---- AVAILABLE DATA

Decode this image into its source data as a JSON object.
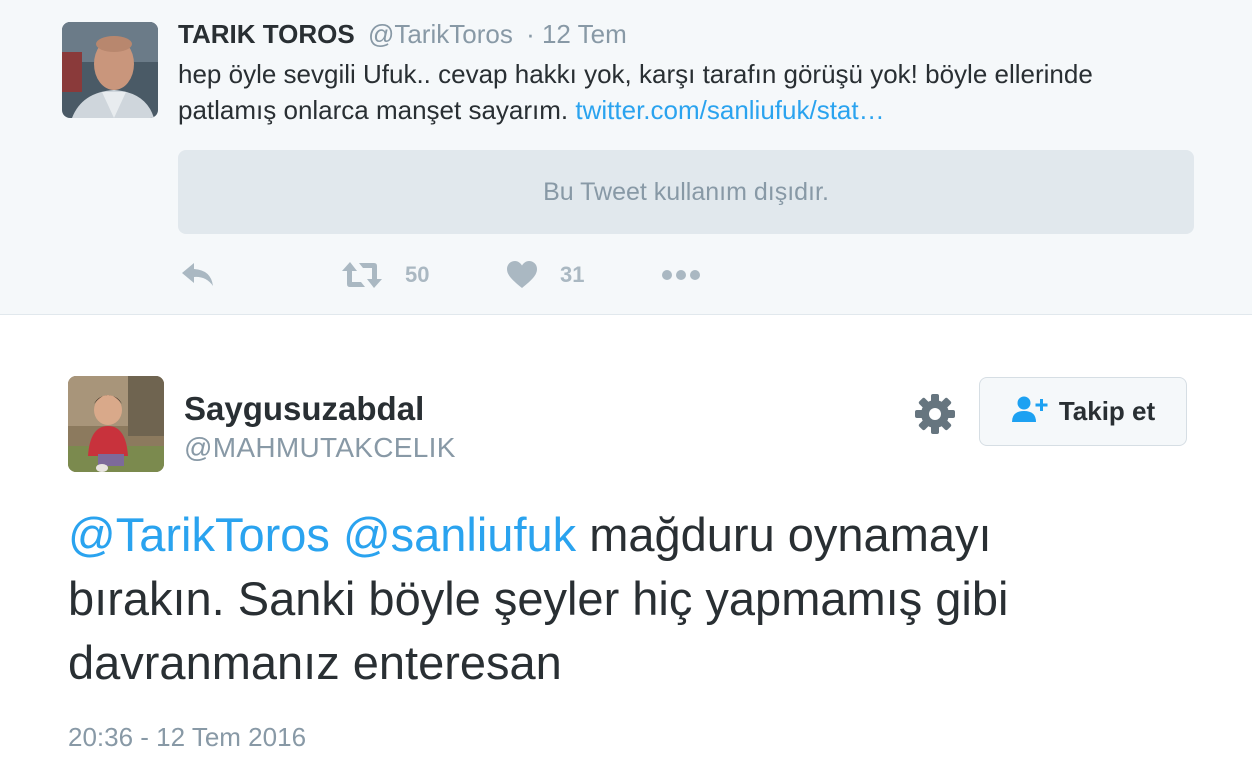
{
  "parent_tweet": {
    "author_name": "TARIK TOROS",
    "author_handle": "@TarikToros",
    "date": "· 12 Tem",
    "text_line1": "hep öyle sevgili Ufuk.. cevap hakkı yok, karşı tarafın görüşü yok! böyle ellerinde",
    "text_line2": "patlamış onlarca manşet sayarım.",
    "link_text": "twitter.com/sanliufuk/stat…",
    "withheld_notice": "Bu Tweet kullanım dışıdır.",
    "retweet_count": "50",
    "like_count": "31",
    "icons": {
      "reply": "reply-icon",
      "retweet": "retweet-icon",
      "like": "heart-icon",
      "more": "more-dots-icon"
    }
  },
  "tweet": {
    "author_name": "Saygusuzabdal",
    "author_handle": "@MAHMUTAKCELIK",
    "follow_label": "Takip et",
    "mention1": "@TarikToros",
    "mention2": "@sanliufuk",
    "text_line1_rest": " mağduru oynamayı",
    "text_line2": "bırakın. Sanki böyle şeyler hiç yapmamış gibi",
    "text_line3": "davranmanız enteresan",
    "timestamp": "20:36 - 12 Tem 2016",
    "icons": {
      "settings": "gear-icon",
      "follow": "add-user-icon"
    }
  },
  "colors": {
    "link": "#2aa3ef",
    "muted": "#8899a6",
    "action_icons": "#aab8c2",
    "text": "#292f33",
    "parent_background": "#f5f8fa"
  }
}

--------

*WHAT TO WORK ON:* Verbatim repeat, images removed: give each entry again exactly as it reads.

*WRITTEN RESPONSE:*
Decode this image into its source data as a JSON object.
{
  "parent_tweet": {
    "author_name": "TARIK TOROS",
    "author_handle": "@TarikToros",
    "date": "· 12 Tem",
    "text_line1": "hep öyle sevgili Ufuk.. cevap hakkı yok, karşı tarafın görüşü yok! böyle ellerinde",
    "text_line2": "patlamış onlarca manşet sayarım.",
    "link_text": "twitter.com/sanliufuk/stat…",
    "withheld_notice": "Bu Tweet kullanım dışıdır.",
    "retweet_count": "50",
    "like_count": "31",
    "icons": {
      "reply": "reply-icon",
      "retweet": "retweet-icon",
      "like": "heart-icon",
      "more": "more-dots-icon"
    }
  },
  "tweet": {
    "author_name": "Saygusuzabdal",
    "author_handle": "@MAHMUTAKCELIK",
    "follow_label": "Takip et",
    "mention1": "@TarikToros",
    "mention2": "@sanliufuk",
    "text_line1_rest": " mağduru oynamayı",
    "text_line2": "bırakın. Sanki böyle şeyler hiç yapmamış gibi",
    "text_line3": "davranmanız enteresan",
    "timestamp": "20:36 - 12 Tem 2016",
    "icons": {
      "settings": "gear-icon",
      "follow": "add-user-icon"
    }
  },
  "colors": {
    "link": "#2aa3ef",
    "muted": "#8899a6",
    "action_icons": "#aab8c2",
    "text": "#292f33",
    "parent_background": "#f5f8fa"
  }
}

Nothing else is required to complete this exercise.